Exercise: What is the number of lines in the data that contain "nickname"? Respond with nothing else.

Website and app data records

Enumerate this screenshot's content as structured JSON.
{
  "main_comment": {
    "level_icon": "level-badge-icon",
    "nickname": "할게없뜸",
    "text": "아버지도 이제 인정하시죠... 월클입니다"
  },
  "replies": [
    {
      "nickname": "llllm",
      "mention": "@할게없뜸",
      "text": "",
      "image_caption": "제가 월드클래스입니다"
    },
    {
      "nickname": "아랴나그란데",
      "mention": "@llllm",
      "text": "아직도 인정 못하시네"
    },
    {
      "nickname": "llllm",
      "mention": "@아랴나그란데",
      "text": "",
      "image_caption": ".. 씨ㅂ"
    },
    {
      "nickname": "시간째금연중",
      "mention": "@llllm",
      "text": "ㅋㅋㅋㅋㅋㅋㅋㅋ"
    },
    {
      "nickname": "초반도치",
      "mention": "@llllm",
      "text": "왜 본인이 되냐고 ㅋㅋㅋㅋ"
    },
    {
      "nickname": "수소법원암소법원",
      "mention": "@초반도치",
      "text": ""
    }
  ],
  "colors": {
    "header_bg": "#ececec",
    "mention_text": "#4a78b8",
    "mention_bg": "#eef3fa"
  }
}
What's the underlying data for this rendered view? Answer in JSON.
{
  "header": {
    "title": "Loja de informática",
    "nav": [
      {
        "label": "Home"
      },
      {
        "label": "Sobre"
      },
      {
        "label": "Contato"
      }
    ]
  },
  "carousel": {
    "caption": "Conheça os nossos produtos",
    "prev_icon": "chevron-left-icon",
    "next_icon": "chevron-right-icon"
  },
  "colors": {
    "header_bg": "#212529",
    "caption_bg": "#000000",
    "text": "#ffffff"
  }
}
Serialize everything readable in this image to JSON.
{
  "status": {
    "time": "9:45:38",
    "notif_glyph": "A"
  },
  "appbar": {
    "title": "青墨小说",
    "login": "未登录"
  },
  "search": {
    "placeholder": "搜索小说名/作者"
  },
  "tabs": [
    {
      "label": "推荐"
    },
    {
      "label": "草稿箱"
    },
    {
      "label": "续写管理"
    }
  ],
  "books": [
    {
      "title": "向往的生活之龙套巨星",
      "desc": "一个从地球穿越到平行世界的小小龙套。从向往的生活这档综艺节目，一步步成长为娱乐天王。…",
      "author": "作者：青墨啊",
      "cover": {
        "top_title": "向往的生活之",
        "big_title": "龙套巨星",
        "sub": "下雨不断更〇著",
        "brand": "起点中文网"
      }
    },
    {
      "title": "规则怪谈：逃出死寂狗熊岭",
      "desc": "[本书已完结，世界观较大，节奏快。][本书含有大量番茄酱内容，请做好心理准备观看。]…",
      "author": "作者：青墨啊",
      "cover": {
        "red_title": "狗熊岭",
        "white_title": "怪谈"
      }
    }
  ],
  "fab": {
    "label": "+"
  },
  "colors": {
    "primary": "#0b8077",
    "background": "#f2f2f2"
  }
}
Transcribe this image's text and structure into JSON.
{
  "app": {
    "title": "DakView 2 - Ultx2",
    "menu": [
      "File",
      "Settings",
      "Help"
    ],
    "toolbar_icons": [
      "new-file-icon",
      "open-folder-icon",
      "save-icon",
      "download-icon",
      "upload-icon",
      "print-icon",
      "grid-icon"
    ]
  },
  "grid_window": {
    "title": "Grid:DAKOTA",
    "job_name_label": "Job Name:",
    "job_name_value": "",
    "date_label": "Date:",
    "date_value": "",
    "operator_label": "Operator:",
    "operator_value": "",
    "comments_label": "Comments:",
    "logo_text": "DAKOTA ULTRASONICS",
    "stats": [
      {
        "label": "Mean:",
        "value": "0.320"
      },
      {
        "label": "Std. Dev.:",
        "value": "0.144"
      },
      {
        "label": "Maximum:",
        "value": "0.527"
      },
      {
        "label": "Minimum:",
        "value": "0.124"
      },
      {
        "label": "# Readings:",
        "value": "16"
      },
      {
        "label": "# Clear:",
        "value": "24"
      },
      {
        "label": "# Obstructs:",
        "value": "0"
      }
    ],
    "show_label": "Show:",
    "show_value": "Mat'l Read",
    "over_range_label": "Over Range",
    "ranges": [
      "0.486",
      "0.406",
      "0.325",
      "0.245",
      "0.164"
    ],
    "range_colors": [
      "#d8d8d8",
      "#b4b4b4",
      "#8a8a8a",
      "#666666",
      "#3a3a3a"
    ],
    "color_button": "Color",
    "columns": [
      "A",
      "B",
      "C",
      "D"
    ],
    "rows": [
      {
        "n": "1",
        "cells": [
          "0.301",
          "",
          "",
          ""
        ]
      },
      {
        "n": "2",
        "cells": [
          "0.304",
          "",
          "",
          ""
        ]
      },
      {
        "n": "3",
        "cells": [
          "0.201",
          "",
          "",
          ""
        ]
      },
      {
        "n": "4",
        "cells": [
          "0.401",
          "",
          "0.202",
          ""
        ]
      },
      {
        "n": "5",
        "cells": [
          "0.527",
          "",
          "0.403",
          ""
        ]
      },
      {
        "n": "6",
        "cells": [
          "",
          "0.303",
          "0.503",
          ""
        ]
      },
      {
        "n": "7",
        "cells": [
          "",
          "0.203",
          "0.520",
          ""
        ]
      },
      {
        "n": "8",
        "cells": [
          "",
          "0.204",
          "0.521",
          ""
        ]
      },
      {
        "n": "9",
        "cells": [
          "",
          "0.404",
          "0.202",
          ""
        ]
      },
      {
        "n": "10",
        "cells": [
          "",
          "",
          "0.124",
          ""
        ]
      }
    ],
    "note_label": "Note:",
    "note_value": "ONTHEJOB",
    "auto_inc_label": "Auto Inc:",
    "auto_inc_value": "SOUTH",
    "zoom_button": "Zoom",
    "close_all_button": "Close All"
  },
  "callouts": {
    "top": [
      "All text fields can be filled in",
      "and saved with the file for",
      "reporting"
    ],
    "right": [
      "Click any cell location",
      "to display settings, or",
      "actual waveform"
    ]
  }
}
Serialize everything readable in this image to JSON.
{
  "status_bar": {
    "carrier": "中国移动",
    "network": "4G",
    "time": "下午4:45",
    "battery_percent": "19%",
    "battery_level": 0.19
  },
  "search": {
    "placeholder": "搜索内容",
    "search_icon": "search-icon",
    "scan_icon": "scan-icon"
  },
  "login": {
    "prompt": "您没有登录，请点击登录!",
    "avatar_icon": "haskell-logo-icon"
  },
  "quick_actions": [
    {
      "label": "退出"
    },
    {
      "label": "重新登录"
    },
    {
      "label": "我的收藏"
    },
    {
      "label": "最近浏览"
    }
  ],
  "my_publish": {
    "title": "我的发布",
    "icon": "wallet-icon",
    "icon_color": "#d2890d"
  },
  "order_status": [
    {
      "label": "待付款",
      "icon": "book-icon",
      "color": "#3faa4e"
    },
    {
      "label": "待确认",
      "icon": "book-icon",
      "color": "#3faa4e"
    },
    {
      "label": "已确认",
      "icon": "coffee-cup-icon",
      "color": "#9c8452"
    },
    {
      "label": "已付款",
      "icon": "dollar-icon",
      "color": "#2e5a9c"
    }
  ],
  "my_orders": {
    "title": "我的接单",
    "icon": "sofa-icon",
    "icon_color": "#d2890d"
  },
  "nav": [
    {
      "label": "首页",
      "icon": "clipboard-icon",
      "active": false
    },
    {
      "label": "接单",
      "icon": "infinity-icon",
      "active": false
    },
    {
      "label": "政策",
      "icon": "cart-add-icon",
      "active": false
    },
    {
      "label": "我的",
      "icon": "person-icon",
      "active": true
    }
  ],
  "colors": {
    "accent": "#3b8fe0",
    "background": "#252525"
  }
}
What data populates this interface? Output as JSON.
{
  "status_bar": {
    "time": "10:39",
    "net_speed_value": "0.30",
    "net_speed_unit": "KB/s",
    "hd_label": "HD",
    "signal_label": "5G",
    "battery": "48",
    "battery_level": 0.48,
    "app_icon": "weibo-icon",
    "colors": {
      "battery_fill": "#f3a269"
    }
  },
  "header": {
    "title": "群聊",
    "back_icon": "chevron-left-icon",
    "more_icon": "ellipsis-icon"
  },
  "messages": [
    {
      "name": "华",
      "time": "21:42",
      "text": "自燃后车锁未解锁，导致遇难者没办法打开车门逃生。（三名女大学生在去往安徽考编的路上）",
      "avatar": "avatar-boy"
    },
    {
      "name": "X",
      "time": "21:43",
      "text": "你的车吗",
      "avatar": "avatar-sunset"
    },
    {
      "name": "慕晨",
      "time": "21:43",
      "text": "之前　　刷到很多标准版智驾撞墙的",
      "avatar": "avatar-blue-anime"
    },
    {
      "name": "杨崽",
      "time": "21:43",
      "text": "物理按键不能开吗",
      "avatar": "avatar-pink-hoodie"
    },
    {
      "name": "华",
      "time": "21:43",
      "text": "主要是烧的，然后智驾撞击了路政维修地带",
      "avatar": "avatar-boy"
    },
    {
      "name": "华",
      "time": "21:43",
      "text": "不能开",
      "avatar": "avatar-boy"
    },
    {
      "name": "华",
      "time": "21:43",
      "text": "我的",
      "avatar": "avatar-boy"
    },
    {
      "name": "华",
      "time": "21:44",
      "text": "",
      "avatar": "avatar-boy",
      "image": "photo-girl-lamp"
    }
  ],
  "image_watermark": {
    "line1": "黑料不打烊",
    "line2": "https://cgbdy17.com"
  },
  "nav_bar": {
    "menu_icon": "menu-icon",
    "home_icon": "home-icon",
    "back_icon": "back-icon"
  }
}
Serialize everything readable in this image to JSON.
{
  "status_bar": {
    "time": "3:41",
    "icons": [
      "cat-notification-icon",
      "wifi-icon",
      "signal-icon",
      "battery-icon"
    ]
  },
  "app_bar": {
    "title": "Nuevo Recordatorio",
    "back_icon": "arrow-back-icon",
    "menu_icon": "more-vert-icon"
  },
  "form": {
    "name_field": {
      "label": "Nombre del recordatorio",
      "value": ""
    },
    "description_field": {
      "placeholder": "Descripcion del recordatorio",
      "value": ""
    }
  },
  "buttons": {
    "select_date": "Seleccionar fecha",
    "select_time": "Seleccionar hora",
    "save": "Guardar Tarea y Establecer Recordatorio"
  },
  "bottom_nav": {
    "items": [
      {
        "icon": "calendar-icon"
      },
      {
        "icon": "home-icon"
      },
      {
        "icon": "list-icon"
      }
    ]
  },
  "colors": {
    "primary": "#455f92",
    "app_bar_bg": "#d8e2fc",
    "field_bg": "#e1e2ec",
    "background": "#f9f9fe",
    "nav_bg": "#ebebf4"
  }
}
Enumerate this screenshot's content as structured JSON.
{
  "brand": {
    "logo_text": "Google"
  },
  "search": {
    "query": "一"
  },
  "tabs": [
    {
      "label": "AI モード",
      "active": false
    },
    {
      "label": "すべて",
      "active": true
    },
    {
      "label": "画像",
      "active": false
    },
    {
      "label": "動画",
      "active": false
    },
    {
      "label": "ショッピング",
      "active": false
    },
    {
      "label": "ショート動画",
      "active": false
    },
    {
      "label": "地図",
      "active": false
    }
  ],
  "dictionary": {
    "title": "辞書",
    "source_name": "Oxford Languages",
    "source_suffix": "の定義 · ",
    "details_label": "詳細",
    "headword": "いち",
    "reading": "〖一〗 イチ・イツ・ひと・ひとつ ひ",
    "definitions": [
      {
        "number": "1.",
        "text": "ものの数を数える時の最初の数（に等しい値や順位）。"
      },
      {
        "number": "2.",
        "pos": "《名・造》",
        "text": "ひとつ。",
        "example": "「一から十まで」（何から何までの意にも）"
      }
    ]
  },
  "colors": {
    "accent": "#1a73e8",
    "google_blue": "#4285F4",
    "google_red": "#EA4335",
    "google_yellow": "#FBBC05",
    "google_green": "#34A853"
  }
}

Exercise output: 7